Saturday, February 9, 2008

4 nice finds on the blogroll today

Brian is pondering Joel Osteen's recent 60 minutes interview and contemplating the prosperity gospel's lack of authenticity.

Matt, a lifelong Republican, is listening to Obama very closely, and making careful deliberations in his voting choice. (I posted this link this week because i think Brian is modeling something important for all of us to witness...the willingness to listen and think...beyond party lines and divisions.)

Chris Folmsbee is thinking about leading change.

Tony is celebrating the release of his new book The New Christians.

Tuesday, February 5, 2008

I'm obsessive

This weekend I met with a group of leaders from our congregation as we shared in a visit from another pastor we wanted to learn from. During our conversation I was discussing some current plans and activities and the visiting pastor responded in a way that made it clear he understood what I said in a very different light than I intended. My choice of words communicated a completely different picture of something than I was trying to communicate. I wound up having to backtrack and completely re-explain myself. As I was doing so I sat there wondering to myself, "Is that what I really said? That's not what I meant!" And he didn't hear me incorrectly, either. I truly misspoke.

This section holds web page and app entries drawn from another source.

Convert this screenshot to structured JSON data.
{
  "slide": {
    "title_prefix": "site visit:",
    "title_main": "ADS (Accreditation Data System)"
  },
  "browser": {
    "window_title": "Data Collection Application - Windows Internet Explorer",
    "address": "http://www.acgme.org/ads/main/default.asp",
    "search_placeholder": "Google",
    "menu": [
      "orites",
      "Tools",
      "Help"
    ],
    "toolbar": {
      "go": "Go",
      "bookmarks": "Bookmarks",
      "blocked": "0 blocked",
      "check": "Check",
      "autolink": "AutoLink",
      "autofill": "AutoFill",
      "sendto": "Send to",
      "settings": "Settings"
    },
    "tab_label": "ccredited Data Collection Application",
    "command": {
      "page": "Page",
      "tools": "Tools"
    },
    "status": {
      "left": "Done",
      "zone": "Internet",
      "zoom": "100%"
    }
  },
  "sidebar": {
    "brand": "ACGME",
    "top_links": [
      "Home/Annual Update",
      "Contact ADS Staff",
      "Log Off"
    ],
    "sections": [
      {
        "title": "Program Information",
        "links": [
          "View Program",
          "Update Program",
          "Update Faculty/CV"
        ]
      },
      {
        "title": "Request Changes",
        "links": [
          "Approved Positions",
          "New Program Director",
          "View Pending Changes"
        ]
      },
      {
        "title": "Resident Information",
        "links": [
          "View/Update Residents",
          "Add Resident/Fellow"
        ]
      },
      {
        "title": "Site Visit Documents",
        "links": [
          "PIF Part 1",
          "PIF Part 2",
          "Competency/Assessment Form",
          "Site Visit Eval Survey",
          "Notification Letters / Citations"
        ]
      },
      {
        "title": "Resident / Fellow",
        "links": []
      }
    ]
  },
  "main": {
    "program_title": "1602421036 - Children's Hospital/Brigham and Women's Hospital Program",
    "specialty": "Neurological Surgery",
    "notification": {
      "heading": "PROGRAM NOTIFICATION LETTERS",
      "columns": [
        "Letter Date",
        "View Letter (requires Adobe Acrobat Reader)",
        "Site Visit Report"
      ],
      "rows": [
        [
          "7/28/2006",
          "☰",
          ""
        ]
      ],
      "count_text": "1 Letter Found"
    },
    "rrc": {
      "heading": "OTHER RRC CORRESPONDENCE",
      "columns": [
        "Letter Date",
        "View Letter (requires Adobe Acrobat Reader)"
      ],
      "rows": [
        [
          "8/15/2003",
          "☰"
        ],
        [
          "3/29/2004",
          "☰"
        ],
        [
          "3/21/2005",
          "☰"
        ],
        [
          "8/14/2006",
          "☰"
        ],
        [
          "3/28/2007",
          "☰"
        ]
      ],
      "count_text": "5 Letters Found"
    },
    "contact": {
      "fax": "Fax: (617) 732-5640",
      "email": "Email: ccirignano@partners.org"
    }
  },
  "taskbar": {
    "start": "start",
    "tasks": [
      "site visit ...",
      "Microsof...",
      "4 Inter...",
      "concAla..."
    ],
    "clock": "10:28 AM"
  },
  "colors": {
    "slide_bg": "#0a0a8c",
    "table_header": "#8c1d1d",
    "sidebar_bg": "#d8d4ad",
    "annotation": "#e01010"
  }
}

It's been two days and I've slept little...up thinking about how I communicated something so inaccurately without even realizing it. And I've wondered, how often have I done this? Does it happen when I preach? I need to start recording.

I know it seems a bit obsessive...to labor on for two days about a miscommunication but I've come to realize the power that words have. They are released out into the atmosphere sometimes so quickly we don't realize what we're saying. They are non-returnable. We can't release them from our mouths, study them for a while, then suck them back in before they are heard.

When we teach or preach people are really listening. And what they hear causes them to interpret their faith and the world around them. When we speak, even if it doesn't seem so at the time, people are listening. And what they hear causes them to interpret us and possibly even more.

I'm reminded of something my preaching professor in seminary constantly harped on students about...using an "economy of words." It's about carefully measuring the things we say. It's about not miscommunicating. It's about being clear. It's about saying the right amount, not too much, not too little. And it's something I'm not sure I've ever been good at (something my elementary school teachers always said I was horrible at). It's the reason I preach from a manuscript, not an outline.

Although I had an opportunity to correct myself this time, we're not always so fortunate to have that opportunity.

Word of God Incarnate,
may my own utterings be honorable in your sight

and may the ears they fall upon gain understanding.
May my tongue be guarded

and my intentions well-stated

and may my mouth be patient enough to wait upon my brain.

Amen.

Monday, February 4, 2008

10 things I learned this weekend...

1. When Orville Redenbacher's Popcorn commercials went retro and began re-airing their 30+ year old commercials I realized that ol' Orville is a lot creepier than I remember.

2. New England Patriots' coach Bill Belichick is an even worse sportsman than I thought. Videotaping opponents is one thing...walking off early when you finally lose is another.

3. There Will Be Blood was a fantastic movie! Young American audiences may not completely understand the concept of a tragedy, as evidenced by the comments I heard from various 20-somethings walking out of the movie, but this movie, based on the Upton Sinclair novel Oil! was a tragedy to which Titus was no rival.

4. It took K-State 24 years to finally win on their home court versus KU. Their current facility was built 22 years ago & until this week KU had a perfect record there. Though I am a die-hard KU fan, I surprisingly found myself rather congratulatory of the purple kitties. Remembering how it felt in 2005 when KU finally beat Nebraska in football after 35 years of futility, I couldn't really deny them that same feeling. But Beasley & Walker will go pro next year, and will be the last blue-chippers to grace Manhattan for another few decades. So here's to the next 24 years of KU dominance!

5. It has now been 3 months since I last saw a blade of grass. The things you take for granted...

6. The only thing more unintelligent than watching Sylvester "Sly" Stallone star in a low-grade, poorly written action movie is seeing him remake the same lousy movie in his fifties. I won't be seeing this one any time soon. Tell me, someone, who finances garbage like this?

7. Cormac McCarthy is evidence that are still some fine American literary works yet to be produced.

8. I hate my dog. Anyone want a Pembroke Welsh Corgi? He's really a good dog most of the time, he just won't shut up at night and is immune to every bark collar on the market.

9. Some older houses, such as the one I live in, have old fashioned boiler heating systems. Every once in a while you have to use the manual water inlet valve to re-balance the water pressure so there's enough water in the system to heat the entire house. I didn't know that before. Now I know. And knowing is half the battle.

10. Though I've been addicted to Canada Dry Ginger Ale for years, I may just have a new favorite soda (that's right, I said soda, not pop). At first I was hesitant to try the Diet Rite Pure Zero Red Raspberry. I was afraid it would taste just like every other Diet Soda I've ever tried...gross and pointless. But I tried it anyway and was pleasantly surprised.